Spence Field is one of the great landmarks of the Great Smoky Mountains crest: a high-country meadowland west of Thunderhead Mountain. You can access this grassy bald, which is bisected by the Appalachian Trail, by a number of routes, but the most direct comes via the Lead Cove and Bote Mountain trails.
It’s a 9.4-mile round-trip undertaking that’s on the more difficult side of things, given the 3,100 feet of elevation gain. Give yourself a full day (or an overnighter) to fully appreciate the destination.
The Lead Cove Trail covers 1.8 miles between its Laurel Creek Road trailhead and the junction with the Bote Mountain Trail. Highlights include a historic homesite, the rushing course of Sugar Cove Prong, and the all-around majesty of the cove hardwood forest at the lower elevations.
Upon leaving Sugar Cove Prong, the Lead Cove Trail sidehills over to the Laurel Cove Creek drainage, then climbs to Sandy Gap along Bote Mountain’s long ridgecrest.

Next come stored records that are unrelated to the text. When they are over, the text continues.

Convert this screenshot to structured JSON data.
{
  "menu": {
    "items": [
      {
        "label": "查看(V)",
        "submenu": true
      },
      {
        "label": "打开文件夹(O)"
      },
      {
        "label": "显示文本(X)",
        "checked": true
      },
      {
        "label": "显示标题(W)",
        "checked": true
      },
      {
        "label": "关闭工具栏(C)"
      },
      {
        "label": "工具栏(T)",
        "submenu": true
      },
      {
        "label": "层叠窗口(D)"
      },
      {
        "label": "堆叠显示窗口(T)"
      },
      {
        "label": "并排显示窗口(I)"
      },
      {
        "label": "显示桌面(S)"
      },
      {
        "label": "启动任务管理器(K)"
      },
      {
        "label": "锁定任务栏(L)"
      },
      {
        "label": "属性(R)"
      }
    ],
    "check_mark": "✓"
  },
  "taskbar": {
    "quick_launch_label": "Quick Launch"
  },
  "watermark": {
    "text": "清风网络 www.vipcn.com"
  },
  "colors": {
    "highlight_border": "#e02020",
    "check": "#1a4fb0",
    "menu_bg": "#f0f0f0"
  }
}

As on many paths in the Great Smokies, when you’re hiking the Bote Mountain Trail you’re tracing history. This used to be the Anderson Road, a route connecting Dry Valley and Spence Field that was schemed out in the 1830s by Reverend Isaac Anderson and built by Cherokee laborers. A lot of livestock “hoofed it” along this road to reach Spence Field’s summer pastures, which helps explain the deeply rutted tread.

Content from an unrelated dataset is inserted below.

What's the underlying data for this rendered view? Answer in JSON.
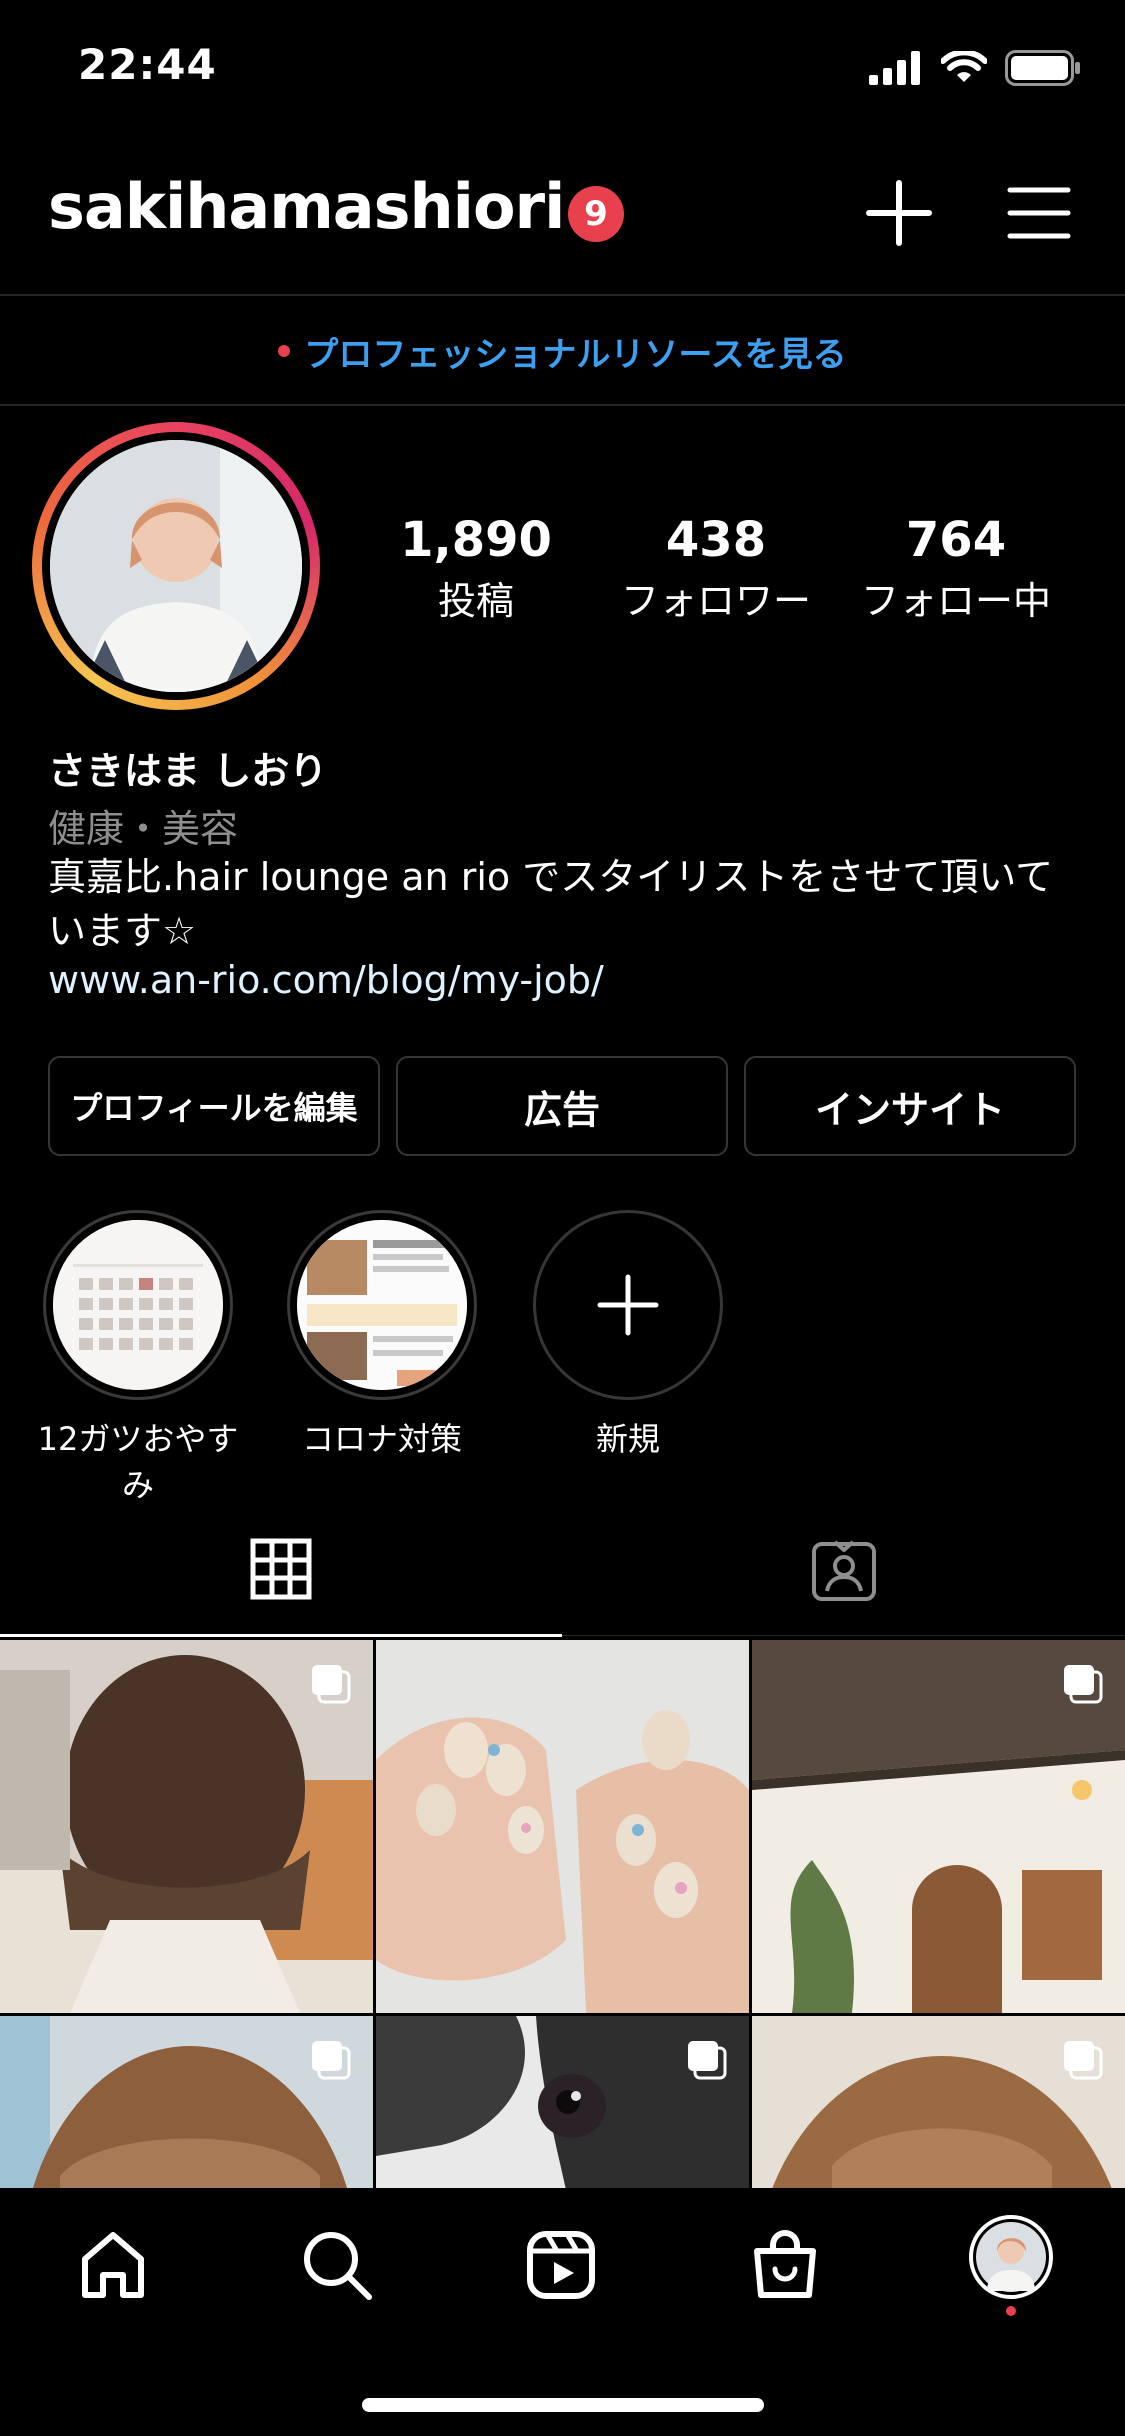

It’s a steep climb south through pine-oak woods and rhododendron tangles along Bote Mountain to the Smoky Mountain divide. You’ll nab occasional views eastward to Defeat Ridge along the way. A little more than a mile beyond the Lead Cove Trail terminus, you’ll pass the junction with the Anthony Creek Trail; then it’s another 1.7 miles to Spence Field up at 4,920 feet.

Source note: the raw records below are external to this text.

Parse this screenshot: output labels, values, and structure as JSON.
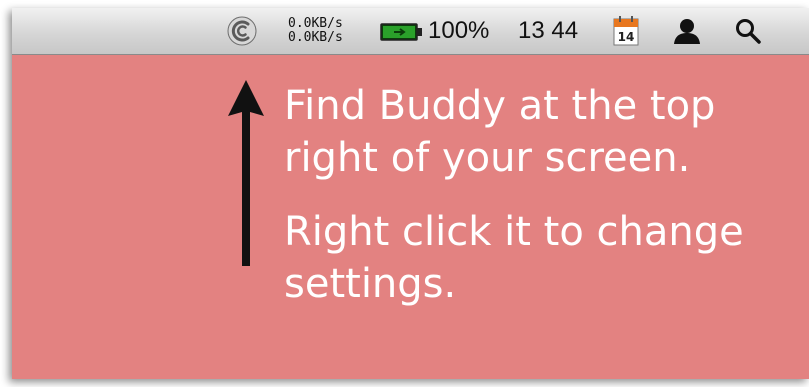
{
  "menubar": {
    "netspeed": {
      "upload": "0.0KB/s",
      "download": "0.0KB/s"
    },
    "battery": {
      "percent": "100%",
      "level": 1.0,
      "color": "#2aa12a"
    },
    "clock": "13 44",
    "calendar_day": "14",
    "icons": [
      "buddy-icon",
      "battery-icon",
      "calendar-icon",
      "user-icon",
      "search-icon"
    ]
  },
  "message": {
    "line1": "Find Buddy at the top right of your screen.",
    "line2": "Right click it to change settings."
  },
  "colors": {
    "background": "#e38281",
    "text": "#ffffff",
    "arrow": "#111111"
  }
}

Bote Mountain Trail meets the Appalachian Trail among Spence Field’s meadows and shrublands, which include magnificent mountain laurel, azaleas, rhodies, mountain-ash, and Allegheny serviceberry. Unlike some Smoky Mountain balds, Spence Field is most likely a manmade opening created by clearing and grazing. It’s getting shrubbier, so the views aren’t as expansive as they once were. Nonetheless, you can still admire the nearby loom of Thunderhead Mountain as well as prospects down the North Carolina slope of the Smokies.
-In spring and early summer, this route to Spence Field is excellent for bloom lovers. Wildflowers are plentiful in the hardwood forests along the Lead Cove Trail, while flowering mountain laurels in the Spence Field bald put on an amazing display.
-Those longstanding ruts of the Bote Mountain Trail can be especially tiring to traverse during or after heavy rain. So watch your footing and expect mud.
-From its Bote Mountain Trail junction, consider following the Appalachian Trail 1.2 miles east to the vantage of Rocky Top on Thunderhead Mountain: Some fantastic vistas await.
-The Spence Field Backcountry Shelter provides a very popular overnight option; make your reservations well in advance if you want to stay there.
From Gatlinburg, take the Parkway to the National Park. Immediately after the Sugarland Visitor Center (on your right), make a right on Little River Road. Stay on this scenic road for about 23 miles of winding, beautiful roads. You will reach an area with parking on both sides of the street approximately 5.6 miles past the Townsend Y. The trailhead is on the left-side of the road.
The hike to Spence Field via the Lead Cove and Bote Mountain trails makes an invigorating workout, passes through a nice variety of different Smoky Mountain ecosystems, and delivers some fine views from the ridgeline bald. The combination of Spence Field's historical and geographical significance make this trail a worthy choice.